Contrary to common misconception, domestic violence is a complex problem that goes beyond the physicality of the abuse to psychological, social and legal issues. For this reason, a social worker should be sufficiently equipped with skills relating to these fields, in order to help victims of family violence in a holistic manner (Danis, 2003). For instance, a social worker should be skilled at interacting with the entire family unit including the violence perpetrator, the victim, and children. The ability to engage these individuals and linking their experiences could enable the family to begin the healing process on their own terms. When dealing with children, the key responsibilities of a social worker should be ensuring their safety, re-building the mother-child link that could have been severed by the abuse, and gradually helping the mother heal in order to become a functional parent to the child. In dealing with the abuser, a social worker can engage him in a safe manner, encouraging him to seek professional help in order to transform their behavior. Owing to the intricacy of domestic violence, social workers should be willing to embrace a holistic approach to helping the entire family in the recovery process. This calls for coordinated interaction with other agencies, including medical, legal, psychiatric, and community, among others. Building strong connections with such agencies would enable social workers to provide their vulnerable clients better access to high quality services. Most importantly, social workers must constantly strive to stay updated on emergent issues regarding domestic violence through training and case reviews.
- Barner, J. R., & Carney, M. M. (2011). Interventions for intimate partner violence: A historical review.

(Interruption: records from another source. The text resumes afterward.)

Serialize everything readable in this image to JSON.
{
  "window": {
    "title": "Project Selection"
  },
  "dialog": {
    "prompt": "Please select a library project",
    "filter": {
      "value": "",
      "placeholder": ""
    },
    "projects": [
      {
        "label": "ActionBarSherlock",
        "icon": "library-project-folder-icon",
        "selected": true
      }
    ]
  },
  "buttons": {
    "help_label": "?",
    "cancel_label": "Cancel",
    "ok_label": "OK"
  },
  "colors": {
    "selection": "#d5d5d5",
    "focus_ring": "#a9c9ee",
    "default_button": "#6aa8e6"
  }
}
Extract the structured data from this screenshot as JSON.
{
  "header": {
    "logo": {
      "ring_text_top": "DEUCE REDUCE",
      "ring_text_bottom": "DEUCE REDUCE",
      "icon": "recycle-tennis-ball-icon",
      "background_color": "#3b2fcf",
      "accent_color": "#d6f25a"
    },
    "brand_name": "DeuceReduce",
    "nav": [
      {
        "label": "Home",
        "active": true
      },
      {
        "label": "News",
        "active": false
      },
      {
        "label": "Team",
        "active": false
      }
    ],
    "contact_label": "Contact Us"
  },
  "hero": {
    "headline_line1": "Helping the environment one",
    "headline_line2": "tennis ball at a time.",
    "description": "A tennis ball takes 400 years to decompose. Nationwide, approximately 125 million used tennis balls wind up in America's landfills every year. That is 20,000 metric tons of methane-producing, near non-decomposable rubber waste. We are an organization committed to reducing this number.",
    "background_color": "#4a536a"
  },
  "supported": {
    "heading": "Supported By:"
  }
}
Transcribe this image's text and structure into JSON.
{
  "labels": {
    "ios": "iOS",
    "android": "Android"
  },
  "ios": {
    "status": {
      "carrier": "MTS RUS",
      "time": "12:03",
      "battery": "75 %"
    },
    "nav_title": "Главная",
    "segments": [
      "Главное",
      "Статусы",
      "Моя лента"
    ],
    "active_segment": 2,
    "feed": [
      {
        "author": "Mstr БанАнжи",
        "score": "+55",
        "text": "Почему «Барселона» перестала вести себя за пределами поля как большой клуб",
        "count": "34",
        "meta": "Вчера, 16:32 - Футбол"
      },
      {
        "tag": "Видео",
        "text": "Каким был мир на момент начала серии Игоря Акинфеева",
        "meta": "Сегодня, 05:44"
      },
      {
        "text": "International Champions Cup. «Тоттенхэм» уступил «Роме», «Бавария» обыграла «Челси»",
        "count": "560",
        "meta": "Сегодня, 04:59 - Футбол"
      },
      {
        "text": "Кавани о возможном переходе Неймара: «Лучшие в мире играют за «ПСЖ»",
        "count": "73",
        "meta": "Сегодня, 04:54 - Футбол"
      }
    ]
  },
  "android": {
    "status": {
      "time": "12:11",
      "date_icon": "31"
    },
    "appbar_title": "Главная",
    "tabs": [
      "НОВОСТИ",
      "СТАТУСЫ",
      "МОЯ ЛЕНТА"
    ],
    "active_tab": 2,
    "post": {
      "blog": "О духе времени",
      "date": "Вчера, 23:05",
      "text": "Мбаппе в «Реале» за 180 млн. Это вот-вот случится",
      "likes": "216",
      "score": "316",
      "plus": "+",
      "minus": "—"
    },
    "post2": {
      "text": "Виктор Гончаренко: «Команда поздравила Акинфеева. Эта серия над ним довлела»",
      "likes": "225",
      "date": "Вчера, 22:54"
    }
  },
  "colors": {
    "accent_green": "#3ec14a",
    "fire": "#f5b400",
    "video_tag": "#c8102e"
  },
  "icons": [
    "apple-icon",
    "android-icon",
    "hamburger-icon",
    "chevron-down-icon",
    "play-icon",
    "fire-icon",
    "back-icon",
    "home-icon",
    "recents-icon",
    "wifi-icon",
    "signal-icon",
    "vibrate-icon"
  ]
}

Journal of Family Violence, (26), 235-244.
- Danis, F. (2003). Social work response to domestic violence: Encouraging news from a new look. Affilia, 28(2), 177-191.
- Dutton, M. & Goodman, L. (2005). Coercion in Intimate Partner Violence: Toward a New Conceptualization. Sex Roles, 52(11/12), 743-756.
- McCue, M.L. (2008). Domestic Violence: A Reference Handbook, 2nd ed. Santa Barbara, CA: ABC-CLIO, Inc.
- National Center on Domestic and Sexual Violence (NCDSV). (2016). Power and Control Wheel. Retrieved from http://www.ncdsv.org/images/PowerControlwheelNOSHADING.pdf
- Yamawaki, N., Ochoa-Shipp, M., Pulsipher, C., Harlos, A., & Swindler, S. (2012). Perceptions of domestic violence: The effects of domestic violence myths, victim’s relationship with her abuser, and the decision to return to her abuser. Journal of Interpersonal Violence, 27(16), 3195-3212.